This SI will constitute a vehicle to bring this pressing issue to greater attention within the field of WOP. We anticipate research contributions that explore the phenomenon as a multidimensional concept and thus extend the understanding beyond job insecurity, to consider as a multilevel concept, positioned within individual, social, economic, political, ideological and societal context(s). In doing so, the SI also addresses recent calls to investigate precarious employment and work with a psychological lens (Allan et al., 2021; Seubert C. et al., 2019).
This SI seeks to explore the complex intertwining of precarious forms of employment and work and their subjective experiences in various jobs, organizations, industries, countries, and societies. We aim to apply a global perspective on precarious employment and work, inviting perspectives on and from both Western welfare systems of the Global North (e.g., Europe) and developing and emerging economies of the Global South, shedding light on how precarious employment and work manifests and how subjective experiences vary in different contexts. We therefore encourage submissions from various disciplinary fields able to inform a psychological perspective on precarious employment and work. The SI aims to shed light on the antecedences and contextual factors leading to precarious employment and work at micro (e.g., gender, migration), meso (e.g., specific industries, sectors prone to precariousness and exploitation), and macro (e.g., social security systems and lack of thereof) levels to enhance the means of mitigating and preventing precarious employment and work.
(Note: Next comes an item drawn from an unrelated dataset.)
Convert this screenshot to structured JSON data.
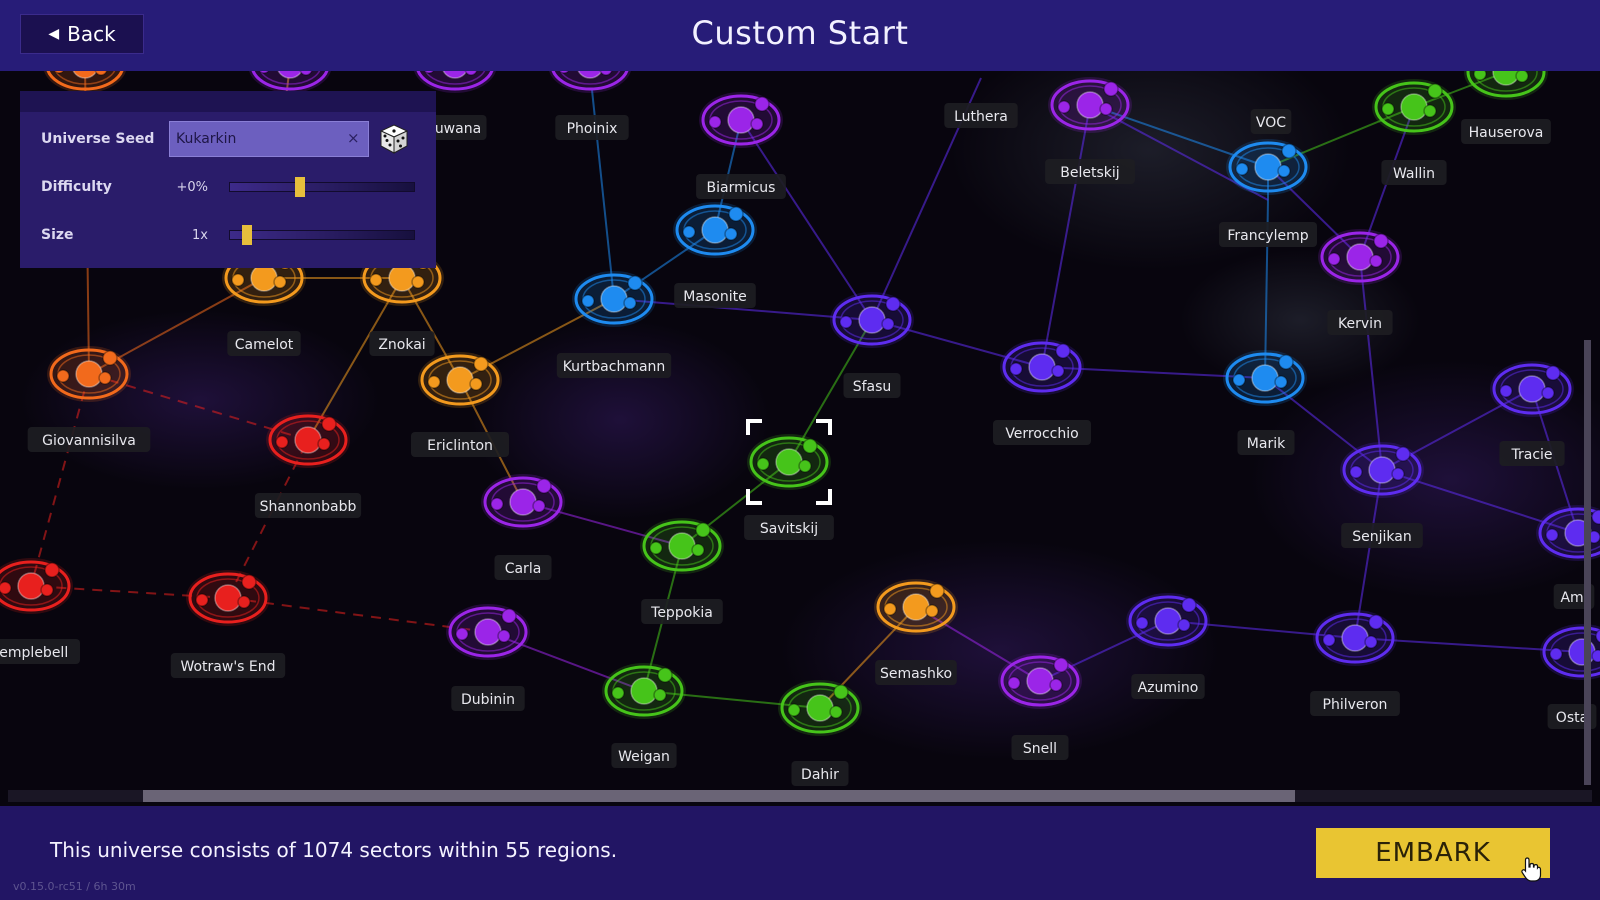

Studies may describe any job, occupation, industry, or geographical region.
Example research questions
This SI will develop novel conceptual, empirical, and methodological contributions to advance our understanding of precarious employment and work with a psychological lens through addressing the following questions (being exemplary but far from exhaustive):
- How can precarious employment and work be conceptualized and operationalized within the context of psychological research?
- Which objective and subjective dimensions of precarious employment and work are relevant under which conditions?
- How do workers perceive and experience precarious employment and work, including critical contextual factors?
- What are the reasons why workers endure the hardship of precarious employment and work? Despite enduring hardship, what do precariously employed workers value at their jobs (e.g., experiencing meaning, positively contributing to society)?
- What are the manifold (individual, family, organisational, societal) consequences of precarious employment and work?
- What are the underlying processes (e.g., ideological premises)?
- What are the micro processes that contribute to or ameliorate taking up precarious employment and work? Which additional mechanisms may play a role?
- What are the organizational factors and processes that contribute to or mitigate precarious employment and work?
- What role do Human Resource Management policies and practices and other contextual factors play in amplifying or reducing precarious employment and work?
- Which policies and practices can help and what are the factors that could stop the “slippery slope” of keeping precariously employed workers entrapped in poverty?
- What strategies can be employed at micro, meso and/or macro levels to address and reduce precarious employment and work?
The SI welcomes high-quality conceptual papers and rigorous empirical (quantitative, qualitative, mixed methods) papers that meet the journal’s rigour and requirements (no student samples, no paper solely relying on cross-sectional self-report data). We particularly invite studies that apply a critical perspective (e.g., underrepresented populations in WOP; non-Western perspectives, examining contexts, underlying processes/ideologies).
(0) Submission deadline for full papers: April 30th, 2024
(1) Reviews + decision round 1: July 31st, 2024
(2) Resubmission deadline: October 31st, 2024
(3) Reviews + decision round 2: February 29th, 2024
(4) Final submission round 3: May 31st, 2025
(5) Publication of the Special Issue by June 2025